The cost of an inspection doesn't cover any repairs. You'll pay extra for a professional plumber to repair any plumbing problems you find. The amount depends on the type of repair. Below are the average national costs for common plumbing repairs:
|Unclogging a drain||$150 to $290|
|Object removal (like jewelry)||$200 to $325|
|Clearing a sewer line||$300 to $500|
|New hot water heater installation||$800 to $1,500|
|Main sewer line repair||$600 to $1,500+|
|Sewer line replacement||$7,500 and up|
If you plan to hire a home inspector, choose an inspector with a professional certification—some states even require it. Organizations that certify home inspectors include:
- American Society of Home Inspectors
- National Association of Certified Home Inspectors
- National Association of Home Inspectors
- American Home Inspectors Training

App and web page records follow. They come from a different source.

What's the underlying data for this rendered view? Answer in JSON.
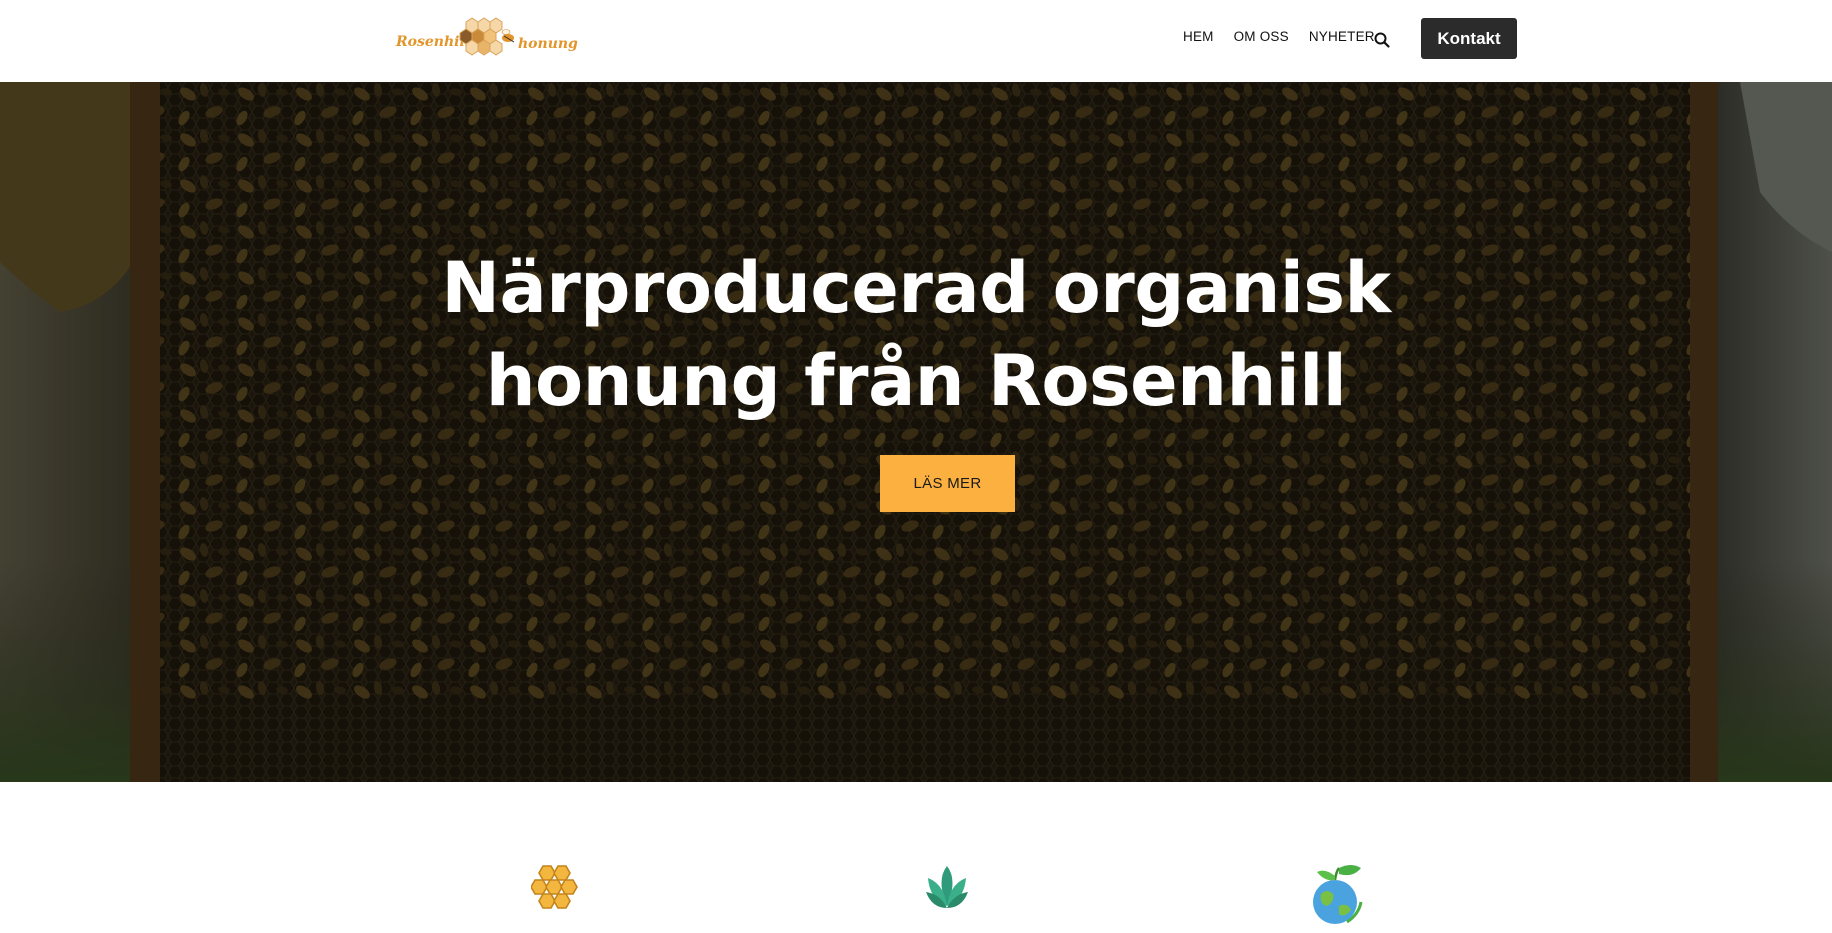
{
  "header": {
    "logo": {
      "left_text": "Rosenhill",
      "right_text": "honung"
    },
    "nav": [
      {
        "label": "HEM"
      },
      {
        "label": "OM OSS"
      },
      {
        "label": "NYHETER"
      }
    ],
    "search_icon": "search-icon",
    "contact_label": "Kontakt"
  },
  "hero": {
    "title_line1": "Närproducerad organisk",
    "title_line2": "honung från Rosenhill",
    "cta_label": "LÄS MER"
  },
  "features": {
    "icons": [
      "honeycomb-icon",
      "lotus-leaf-icon",
      "earth-plant-icon"
    ]
  },
  "colors": {
    "accent": "#fcb040",
    "dark_button": "#2b2b2b",
    "logo_orange": "#e2952a",
    "leaf_green": "#2f9b7a"
  }
}
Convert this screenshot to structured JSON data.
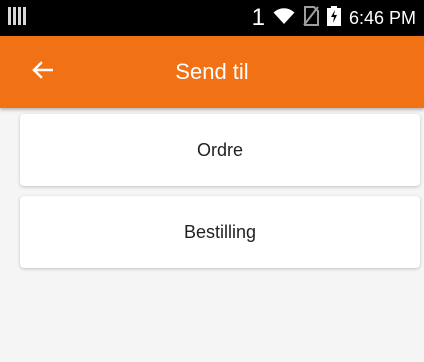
{
  "status_bar": {
    "sim_number": "1",
    "time": "6:46 PM",
    "icons": [
      "barcode-icon",
      "wifi-icon",
      "no-sim-icon",
      "battery-charging-icon"
    ]
  },
  "app_bar": {
    "title": "Send til",
    "back_icon": "arrow-back-icon",
    "color": "#f07214"
  },
  "options": [
    {
      "label": "Ordre"
    },
    {
      "label": "Bestilling"
    }
  ]
}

If you just want to hire someone to inspect your home's plumbing systems, a professional plumber can also do the job. Make sure the pro you hire is a certified and licensed plumber.
No matter who you hire, you should also ask for a cost estimate and breakdown. Some good questions to ask include:
- Will the price quoted for a camera inspection include a copy of the recording? You'll need one to get repair estimates from plumbers.
- Do you charge by the hour or by the linear foot of pipe to put a camera in a sewer line?
- Does the inspection include the sewer line and cleanouts? Or is that an additional cost?
If you're ready to make sure your pipes, plumbing, and fixtures are in tip top shape, find a professional plumbing inspection service near you on Thumbtack.